▸ **Raw data**
- - - - - - -
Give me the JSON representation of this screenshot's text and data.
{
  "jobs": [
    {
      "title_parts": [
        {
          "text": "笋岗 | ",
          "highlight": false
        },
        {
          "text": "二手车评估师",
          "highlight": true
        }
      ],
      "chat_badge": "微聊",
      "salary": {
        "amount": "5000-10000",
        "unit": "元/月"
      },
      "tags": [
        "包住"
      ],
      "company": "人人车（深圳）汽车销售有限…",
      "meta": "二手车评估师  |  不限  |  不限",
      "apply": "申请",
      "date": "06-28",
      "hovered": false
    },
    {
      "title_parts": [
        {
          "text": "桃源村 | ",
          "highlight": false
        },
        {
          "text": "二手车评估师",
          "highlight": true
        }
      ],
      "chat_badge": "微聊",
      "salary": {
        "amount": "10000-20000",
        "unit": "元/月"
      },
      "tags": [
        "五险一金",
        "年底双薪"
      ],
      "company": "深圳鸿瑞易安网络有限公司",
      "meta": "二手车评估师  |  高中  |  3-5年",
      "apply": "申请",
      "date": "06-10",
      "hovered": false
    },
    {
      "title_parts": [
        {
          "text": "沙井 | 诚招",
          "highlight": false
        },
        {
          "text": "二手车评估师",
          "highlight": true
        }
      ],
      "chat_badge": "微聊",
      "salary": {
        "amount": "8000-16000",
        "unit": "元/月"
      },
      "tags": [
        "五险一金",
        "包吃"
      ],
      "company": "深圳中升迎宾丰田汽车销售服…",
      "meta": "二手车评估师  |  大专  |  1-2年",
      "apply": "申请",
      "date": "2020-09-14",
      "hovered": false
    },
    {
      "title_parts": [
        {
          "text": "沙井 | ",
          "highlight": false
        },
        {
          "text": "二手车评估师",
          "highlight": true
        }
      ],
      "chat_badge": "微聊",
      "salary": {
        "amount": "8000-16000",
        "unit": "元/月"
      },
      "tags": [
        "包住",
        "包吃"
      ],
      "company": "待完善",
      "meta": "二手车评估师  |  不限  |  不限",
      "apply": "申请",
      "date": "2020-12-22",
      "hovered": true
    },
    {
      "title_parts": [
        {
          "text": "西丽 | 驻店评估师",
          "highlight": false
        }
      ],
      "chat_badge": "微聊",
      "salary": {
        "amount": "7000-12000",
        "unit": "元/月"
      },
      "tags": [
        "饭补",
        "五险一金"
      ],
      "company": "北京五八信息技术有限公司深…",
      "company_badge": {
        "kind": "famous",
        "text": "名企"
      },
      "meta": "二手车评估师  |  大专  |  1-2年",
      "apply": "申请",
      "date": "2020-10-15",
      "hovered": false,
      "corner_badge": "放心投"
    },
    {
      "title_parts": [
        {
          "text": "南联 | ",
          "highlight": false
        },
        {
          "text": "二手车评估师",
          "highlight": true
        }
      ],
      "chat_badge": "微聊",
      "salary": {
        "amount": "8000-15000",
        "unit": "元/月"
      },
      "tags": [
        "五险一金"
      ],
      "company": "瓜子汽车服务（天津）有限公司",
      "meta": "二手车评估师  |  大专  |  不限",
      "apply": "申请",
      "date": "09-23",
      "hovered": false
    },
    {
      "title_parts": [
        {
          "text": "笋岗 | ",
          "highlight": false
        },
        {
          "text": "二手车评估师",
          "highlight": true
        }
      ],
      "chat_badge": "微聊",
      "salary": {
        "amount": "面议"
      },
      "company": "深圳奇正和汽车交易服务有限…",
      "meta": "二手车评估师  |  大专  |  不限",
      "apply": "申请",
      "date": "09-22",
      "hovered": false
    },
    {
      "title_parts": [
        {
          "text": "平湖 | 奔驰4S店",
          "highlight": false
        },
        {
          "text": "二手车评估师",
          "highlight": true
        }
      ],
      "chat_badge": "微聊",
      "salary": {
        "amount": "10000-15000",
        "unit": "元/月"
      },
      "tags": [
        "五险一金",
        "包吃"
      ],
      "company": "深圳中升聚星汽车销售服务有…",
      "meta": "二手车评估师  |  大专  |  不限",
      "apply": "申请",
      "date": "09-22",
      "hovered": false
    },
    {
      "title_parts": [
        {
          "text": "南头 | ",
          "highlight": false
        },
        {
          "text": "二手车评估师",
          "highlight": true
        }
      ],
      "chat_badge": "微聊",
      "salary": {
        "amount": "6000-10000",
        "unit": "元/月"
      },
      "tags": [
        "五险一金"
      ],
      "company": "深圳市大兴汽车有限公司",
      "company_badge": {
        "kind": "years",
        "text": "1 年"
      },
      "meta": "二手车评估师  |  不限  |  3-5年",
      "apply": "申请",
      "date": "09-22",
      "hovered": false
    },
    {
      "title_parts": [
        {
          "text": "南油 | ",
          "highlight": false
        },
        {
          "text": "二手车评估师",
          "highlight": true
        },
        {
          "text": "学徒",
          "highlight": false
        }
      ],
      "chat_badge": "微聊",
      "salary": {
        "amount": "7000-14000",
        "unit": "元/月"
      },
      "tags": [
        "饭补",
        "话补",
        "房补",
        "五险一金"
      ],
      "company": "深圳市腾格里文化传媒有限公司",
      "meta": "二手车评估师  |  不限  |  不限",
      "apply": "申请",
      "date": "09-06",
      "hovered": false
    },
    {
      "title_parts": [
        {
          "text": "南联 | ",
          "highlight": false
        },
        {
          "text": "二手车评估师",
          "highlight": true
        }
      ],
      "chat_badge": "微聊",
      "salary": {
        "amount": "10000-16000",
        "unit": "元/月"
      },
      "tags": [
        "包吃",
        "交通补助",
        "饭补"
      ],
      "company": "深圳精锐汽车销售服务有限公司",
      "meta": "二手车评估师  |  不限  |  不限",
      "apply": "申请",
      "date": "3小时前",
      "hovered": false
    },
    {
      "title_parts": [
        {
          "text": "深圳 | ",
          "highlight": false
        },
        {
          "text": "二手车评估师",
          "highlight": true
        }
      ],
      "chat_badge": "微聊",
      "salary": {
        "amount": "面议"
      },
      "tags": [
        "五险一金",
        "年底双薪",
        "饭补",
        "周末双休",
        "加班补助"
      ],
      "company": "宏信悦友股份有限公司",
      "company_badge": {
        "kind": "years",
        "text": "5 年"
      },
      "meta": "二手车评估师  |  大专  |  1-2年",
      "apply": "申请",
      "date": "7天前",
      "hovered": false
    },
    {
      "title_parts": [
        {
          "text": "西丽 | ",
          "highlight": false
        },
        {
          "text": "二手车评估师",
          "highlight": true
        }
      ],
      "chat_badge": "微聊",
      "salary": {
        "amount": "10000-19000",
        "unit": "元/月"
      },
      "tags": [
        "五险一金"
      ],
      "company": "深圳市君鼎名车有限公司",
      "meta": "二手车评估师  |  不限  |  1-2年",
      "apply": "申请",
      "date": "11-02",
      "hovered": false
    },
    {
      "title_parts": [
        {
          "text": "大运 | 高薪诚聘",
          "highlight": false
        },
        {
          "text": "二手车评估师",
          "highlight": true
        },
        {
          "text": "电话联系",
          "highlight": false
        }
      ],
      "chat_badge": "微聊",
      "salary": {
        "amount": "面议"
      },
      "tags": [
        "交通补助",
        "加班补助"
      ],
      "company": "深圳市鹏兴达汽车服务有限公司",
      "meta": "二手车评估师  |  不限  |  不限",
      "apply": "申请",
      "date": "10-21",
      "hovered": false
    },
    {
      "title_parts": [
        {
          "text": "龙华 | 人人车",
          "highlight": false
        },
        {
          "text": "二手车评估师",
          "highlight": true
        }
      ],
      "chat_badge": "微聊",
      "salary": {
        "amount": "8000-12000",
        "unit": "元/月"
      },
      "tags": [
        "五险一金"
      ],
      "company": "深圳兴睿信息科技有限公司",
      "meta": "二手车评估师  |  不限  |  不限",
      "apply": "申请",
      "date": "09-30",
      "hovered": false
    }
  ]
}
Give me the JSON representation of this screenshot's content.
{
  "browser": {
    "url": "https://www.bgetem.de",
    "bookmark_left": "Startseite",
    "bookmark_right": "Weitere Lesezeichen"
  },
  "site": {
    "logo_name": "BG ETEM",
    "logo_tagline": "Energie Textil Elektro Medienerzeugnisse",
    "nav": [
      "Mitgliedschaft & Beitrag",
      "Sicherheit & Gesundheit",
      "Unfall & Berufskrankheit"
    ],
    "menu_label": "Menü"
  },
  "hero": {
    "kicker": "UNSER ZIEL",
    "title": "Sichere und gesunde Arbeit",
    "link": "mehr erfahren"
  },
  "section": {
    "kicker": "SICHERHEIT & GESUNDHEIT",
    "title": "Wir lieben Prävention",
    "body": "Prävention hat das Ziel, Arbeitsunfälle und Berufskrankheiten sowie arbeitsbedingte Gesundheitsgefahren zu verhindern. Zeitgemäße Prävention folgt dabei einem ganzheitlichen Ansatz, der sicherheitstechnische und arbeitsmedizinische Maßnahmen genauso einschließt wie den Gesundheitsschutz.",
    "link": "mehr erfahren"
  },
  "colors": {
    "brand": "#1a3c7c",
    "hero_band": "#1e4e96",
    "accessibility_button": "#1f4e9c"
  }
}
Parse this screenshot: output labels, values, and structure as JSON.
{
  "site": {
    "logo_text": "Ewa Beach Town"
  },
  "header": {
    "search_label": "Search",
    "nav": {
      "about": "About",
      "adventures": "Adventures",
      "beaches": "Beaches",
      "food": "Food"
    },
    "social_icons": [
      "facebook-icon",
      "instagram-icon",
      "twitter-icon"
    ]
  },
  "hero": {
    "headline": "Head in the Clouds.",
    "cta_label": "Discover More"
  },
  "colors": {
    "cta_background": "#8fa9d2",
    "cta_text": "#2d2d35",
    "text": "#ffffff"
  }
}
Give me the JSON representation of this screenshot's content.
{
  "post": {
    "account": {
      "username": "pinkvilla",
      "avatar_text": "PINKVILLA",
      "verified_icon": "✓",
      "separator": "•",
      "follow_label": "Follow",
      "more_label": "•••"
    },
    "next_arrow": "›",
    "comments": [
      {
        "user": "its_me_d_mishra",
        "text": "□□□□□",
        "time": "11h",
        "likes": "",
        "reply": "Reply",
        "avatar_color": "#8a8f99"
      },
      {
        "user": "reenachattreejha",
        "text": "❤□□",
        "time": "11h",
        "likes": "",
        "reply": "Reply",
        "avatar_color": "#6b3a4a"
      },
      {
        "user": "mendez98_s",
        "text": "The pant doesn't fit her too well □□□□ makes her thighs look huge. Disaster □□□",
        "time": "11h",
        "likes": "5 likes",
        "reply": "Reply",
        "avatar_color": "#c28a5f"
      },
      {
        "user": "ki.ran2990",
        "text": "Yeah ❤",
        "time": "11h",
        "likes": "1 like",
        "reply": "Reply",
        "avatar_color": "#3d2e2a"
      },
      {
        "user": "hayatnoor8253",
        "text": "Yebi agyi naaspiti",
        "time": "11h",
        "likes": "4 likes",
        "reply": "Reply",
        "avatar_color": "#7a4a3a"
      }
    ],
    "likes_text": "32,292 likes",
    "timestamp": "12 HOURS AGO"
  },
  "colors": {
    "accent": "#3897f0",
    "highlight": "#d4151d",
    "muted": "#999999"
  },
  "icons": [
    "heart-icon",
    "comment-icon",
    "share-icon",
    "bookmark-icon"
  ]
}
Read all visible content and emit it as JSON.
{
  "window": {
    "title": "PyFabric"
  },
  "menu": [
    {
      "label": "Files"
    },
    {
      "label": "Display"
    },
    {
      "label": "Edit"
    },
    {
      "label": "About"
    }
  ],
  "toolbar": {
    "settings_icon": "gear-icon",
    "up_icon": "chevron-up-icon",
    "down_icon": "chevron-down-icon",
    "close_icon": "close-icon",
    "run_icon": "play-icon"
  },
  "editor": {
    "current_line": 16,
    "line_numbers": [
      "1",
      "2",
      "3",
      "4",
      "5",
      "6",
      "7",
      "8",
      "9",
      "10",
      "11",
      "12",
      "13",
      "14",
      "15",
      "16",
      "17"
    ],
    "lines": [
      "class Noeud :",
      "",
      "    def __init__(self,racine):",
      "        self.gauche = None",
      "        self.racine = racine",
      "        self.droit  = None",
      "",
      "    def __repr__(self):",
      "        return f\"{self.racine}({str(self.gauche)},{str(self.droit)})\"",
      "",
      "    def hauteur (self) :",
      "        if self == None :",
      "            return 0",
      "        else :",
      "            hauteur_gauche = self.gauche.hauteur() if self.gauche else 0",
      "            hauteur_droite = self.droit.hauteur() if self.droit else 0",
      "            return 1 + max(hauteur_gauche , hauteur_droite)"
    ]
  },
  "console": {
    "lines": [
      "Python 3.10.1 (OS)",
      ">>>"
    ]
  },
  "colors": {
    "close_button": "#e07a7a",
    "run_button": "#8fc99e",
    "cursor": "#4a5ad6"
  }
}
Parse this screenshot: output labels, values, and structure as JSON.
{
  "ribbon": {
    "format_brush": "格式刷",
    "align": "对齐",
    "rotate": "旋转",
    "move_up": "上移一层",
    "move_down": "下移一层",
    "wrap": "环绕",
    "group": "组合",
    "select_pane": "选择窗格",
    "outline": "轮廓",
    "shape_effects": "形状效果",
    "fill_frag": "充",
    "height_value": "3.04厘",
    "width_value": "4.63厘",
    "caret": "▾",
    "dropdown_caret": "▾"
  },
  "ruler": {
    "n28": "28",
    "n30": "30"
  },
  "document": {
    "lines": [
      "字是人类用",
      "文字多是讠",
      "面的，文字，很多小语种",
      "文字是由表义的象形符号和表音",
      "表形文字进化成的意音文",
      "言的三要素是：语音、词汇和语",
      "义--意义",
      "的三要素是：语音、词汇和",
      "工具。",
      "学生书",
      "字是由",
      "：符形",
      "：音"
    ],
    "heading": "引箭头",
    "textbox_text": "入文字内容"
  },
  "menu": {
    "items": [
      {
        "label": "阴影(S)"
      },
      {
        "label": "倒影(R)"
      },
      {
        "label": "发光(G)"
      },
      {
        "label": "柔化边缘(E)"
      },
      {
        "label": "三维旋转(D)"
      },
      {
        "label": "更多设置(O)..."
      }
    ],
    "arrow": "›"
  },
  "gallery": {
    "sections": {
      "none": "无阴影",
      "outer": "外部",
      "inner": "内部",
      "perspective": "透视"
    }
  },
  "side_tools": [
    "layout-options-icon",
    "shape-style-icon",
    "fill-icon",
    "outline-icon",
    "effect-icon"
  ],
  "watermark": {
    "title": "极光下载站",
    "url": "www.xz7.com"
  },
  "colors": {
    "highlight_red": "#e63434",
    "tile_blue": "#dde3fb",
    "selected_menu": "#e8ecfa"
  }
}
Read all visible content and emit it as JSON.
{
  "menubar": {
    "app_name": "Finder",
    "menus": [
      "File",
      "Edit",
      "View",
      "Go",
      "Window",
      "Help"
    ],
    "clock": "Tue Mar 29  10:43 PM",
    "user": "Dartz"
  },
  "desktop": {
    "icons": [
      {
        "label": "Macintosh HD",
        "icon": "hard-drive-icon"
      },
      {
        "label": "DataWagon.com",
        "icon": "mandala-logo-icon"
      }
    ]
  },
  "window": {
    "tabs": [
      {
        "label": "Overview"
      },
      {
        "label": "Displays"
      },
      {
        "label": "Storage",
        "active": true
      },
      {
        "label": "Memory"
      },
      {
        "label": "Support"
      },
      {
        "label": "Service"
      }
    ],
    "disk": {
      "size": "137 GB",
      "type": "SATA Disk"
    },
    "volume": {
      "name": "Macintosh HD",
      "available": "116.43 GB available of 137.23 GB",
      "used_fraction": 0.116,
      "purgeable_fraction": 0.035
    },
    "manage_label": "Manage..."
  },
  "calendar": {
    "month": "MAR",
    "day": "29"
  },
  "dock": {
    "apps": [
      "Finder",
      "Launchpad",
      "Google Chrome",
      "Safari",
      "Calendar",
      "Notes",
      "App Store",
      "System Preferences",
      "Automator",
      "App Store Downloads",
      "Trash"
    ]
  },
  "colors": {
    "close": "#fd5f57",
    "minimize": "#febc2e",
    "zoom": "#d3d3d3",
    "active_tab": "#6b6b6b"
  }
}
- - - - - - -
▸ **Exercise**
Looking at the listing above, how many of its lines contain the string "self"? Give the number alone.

▸ **Answer to this task**
10